Exercise brief:
Collect from the data below each line with "back".

(Interface dataset entries)
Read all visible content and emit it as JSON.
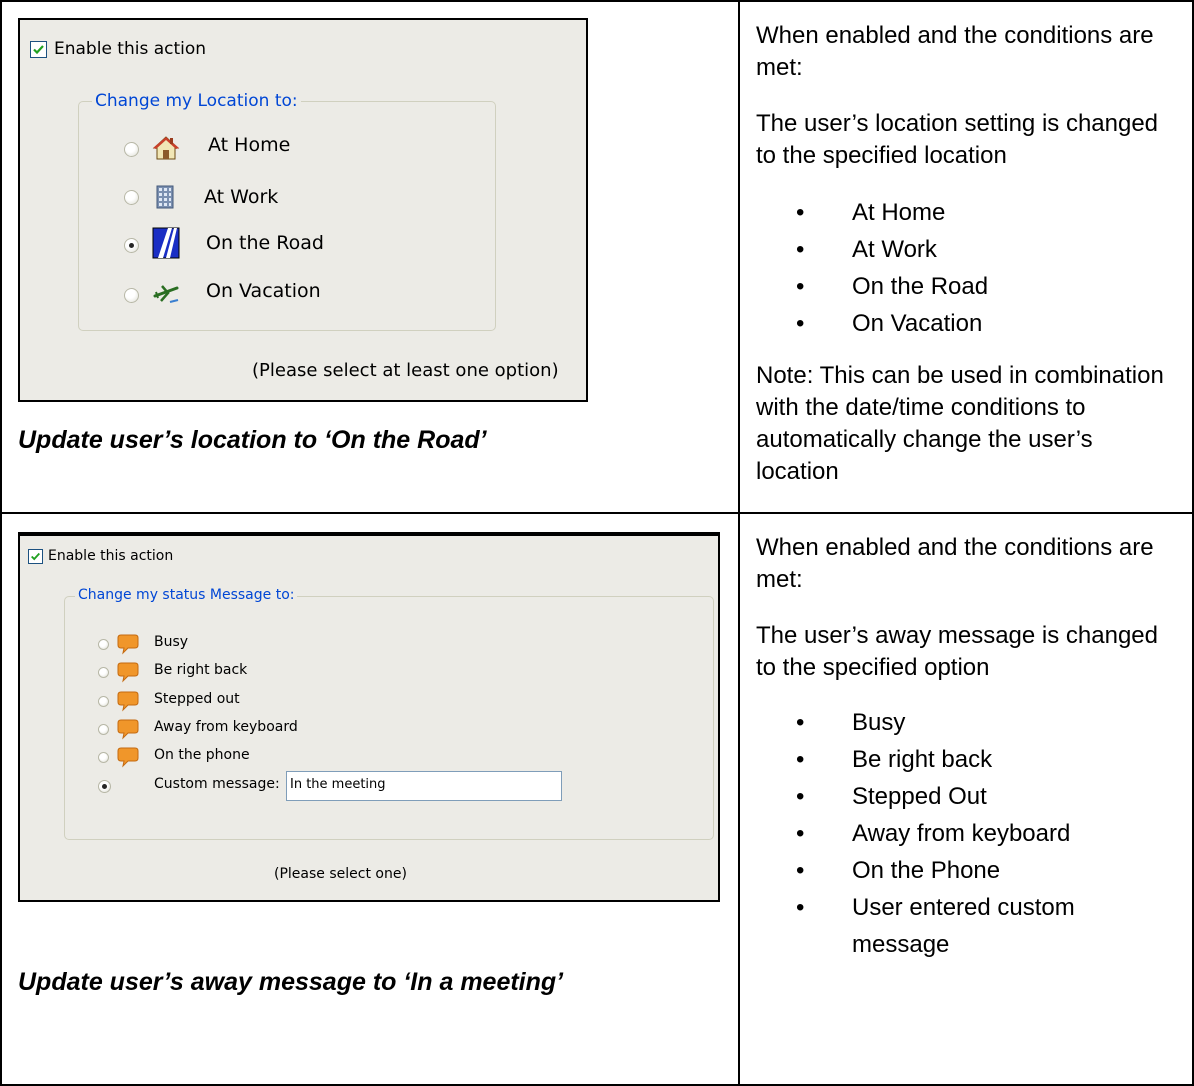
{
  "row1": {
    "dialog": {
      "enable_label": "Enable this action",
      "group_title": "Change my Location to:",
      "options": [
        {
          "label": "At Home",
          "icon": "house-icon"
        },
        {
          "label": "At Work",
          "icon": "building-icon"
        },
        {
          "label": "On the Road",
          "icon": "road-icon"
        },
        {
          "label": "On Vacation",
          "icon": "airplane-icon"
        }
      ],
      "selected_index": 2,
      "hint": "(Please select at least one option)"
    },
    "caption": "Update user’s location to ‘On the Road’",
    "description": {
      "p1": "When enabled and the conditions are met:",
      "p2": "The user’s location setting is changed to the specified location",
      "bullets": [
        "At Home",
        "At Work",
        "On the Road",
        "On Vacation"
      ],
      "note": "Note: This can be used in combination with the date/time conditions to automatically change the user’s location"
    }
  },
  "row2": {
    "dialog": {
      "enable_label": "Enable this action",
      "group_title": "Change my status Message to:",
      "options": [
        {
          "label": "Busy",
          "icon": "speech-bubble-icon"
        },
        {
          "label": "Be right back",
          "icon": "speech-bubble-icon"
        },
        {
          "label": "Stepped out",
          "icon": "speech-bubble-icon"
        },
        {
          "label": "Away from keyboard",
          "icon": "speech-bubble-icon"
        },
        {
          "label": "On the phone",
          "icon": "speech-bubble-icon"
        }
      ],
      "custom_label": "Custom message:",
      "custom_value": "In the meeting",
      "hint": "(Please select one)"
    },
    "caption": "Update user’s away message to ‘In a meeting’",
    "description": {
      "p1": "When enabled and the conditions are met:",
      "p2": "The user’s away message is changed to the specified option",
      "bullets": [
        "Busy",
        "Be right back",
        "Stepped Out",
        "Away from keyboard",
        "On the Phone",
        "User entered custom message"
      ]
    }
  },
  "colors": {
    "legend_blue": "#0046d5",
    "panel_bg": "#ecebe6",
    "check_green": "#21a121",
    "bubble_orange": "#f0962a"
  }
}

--

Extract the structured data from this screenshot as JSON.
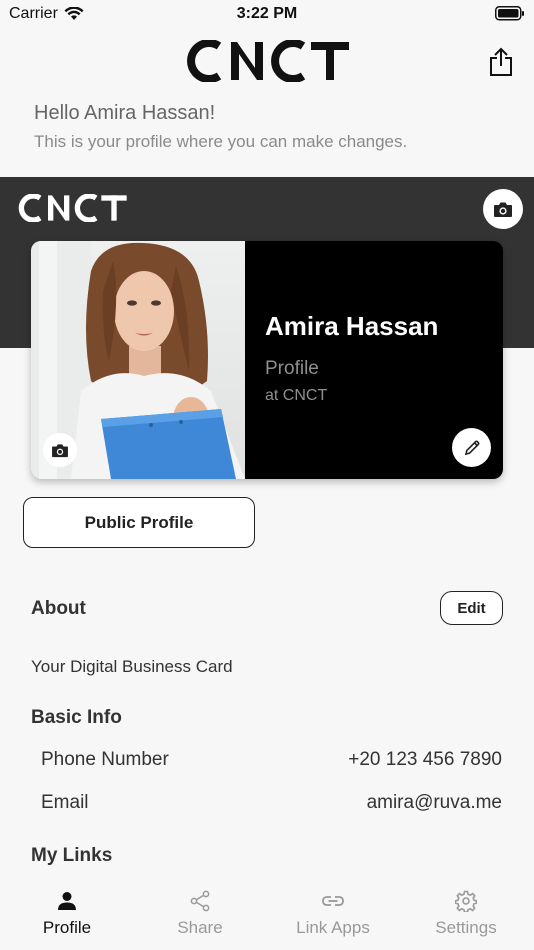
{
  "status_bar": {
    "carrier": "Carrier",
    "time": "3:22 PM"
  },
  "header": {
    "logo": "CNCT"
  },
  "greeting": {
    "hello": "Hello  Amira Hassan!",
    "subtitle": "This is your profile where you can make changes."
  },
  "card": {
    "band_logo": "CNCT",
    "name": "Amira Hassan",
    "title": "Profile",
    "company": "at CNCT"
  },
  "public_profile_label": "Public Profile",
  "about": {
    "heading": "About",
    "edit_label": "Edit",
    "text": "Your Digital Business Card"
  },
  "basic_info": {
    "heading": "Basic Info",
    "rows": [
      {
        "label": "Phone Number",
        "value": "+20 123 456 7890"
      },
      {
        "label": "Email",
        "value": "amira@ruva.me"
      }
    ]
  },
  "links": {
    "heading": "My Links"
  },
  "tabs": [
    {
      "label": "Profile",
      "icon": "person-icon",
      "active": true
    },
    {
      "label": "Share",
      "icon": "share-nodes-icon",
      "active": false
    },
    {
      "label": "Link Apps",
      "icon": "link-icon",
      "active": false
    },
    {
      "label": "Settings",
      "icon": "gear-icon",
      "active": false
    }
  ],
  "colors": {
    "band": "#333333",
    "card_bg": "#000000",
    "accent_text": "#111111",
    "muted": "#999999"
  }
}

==

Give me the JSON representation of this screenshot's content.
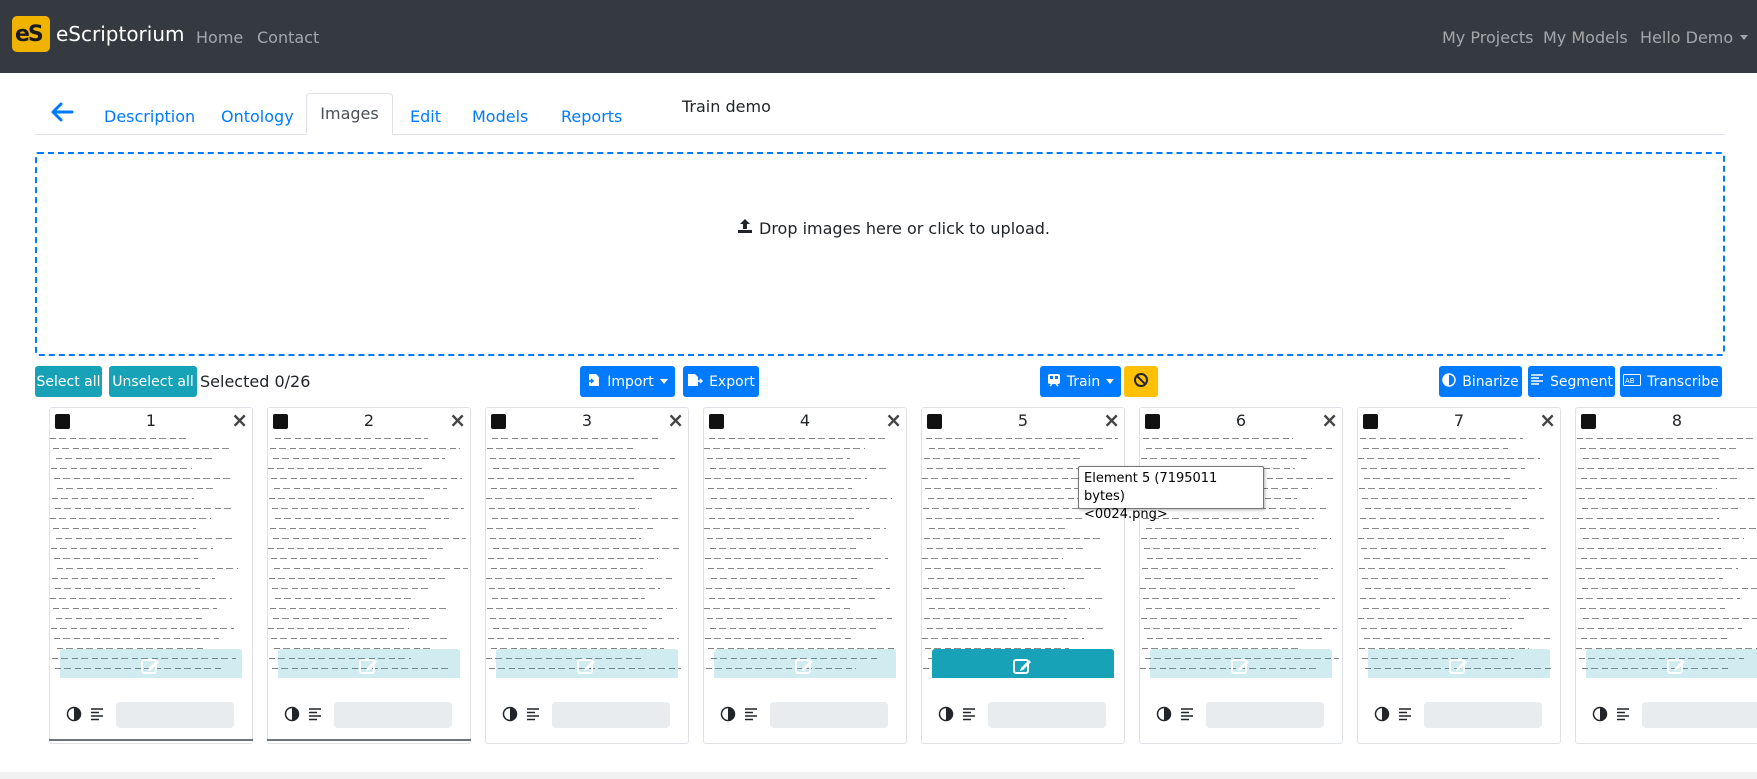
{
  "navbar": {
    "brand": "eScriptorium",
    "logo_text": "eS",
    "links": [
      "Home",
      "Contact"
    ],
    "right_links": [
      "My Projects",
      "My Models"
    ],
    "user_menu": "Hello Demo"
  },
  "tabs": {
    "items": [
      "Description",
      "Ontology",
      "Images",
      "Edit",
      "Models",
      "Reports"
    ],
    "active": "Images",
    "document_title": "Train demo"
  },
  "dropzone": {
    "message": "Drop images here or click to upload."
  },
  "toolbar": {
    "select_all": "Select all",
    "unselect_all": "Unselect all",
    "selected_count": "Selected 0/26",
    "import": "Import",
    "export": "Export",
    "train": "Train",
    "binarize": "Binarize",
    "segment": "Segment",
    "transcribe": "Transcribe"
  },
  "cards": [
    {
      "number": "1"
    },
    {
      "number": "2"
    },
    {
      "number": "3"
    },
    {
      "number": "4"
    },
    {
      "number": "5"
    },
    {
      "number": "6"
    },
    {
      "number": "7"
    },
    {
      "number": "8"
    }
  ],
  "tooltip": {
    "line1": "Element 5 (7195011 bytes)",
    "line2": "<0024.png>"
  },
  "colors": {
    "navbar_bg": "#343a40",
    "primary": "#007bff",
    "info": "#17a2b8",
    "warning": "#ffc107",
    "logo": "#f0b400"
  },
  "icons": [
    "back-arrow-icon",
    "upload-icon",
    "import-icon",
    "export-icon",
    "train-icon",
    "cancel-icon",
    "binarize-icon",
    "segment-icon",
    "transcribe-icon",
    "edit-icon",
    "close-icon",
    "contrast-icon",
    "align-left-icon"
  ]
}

Task solution:
          "label": "Be right back",
        "Be right back",
    "back-arrow-icon",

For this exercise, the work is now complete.